A real innovation are the “minicabins,” sleeping cars with individual “capsule”-style beds stacked on top of each other in two tiers, like a bedroom where each person can enclose their own private space.
Solo travelers will have privacy and a small but functional space, with a folding breakfast table with mirror, reading lamp, storage area and lockers for shoes and handbags.
Each train will accommodate two wheelchair users and two additional passengers, with an accessible toilet.
Traveling by train is the future
“The new trains make it clear that the future of short- and medium-distance travel belongs to the train,” said Austria’s Climate Action Minister Leonor Küssler.
“Using the train means protecting the climate. This is especially true for night trains. That is why we are working together to continue expanding the European night train network,” he said in a statement.
“Getting off at night in Vienna and waking up the next morning refreshed in another European metropolis…will be even easier and more convenient in the future.”
These trains are approved for use in Austria, Germany, Italy, Switzerland and the Netherlands.
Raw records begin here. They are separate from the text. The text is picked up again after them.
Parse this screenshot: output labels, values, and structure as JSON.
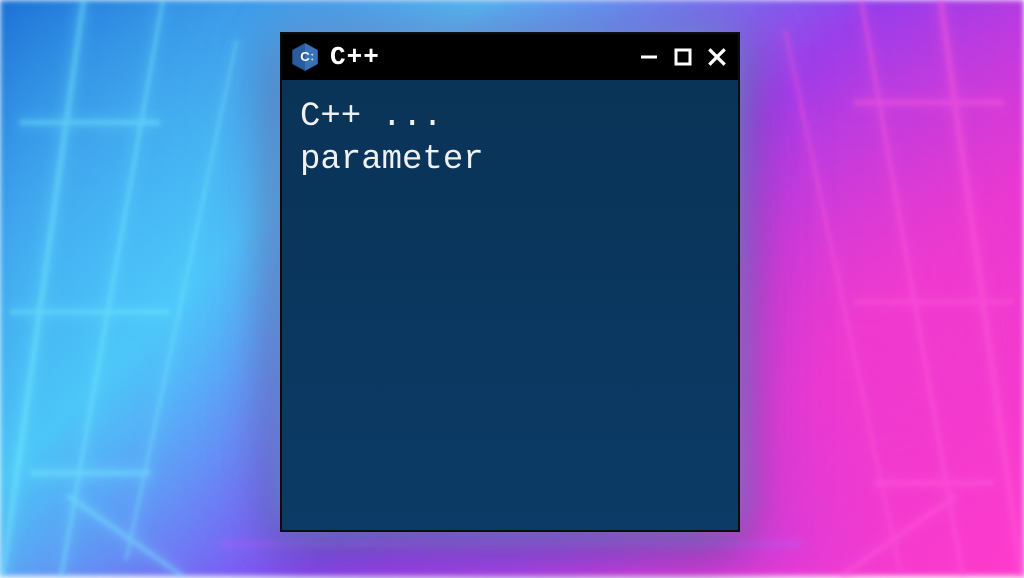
{
  "window": {
    "title": "C++",
    "icon_name": "cpp-hex-icon"
  },
  "content": {
    "text": "C++ ...\nparameter"
  }
}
They are scheduled to enter service on the Vienna-Hamburg and Innsbruck-Hamburg routes on December 10. Tickets will go on sale on October 11.
ÖBB, which celebrates its centenary this year, now has the largest fleet of sleeper trains in Europe, running across the continent.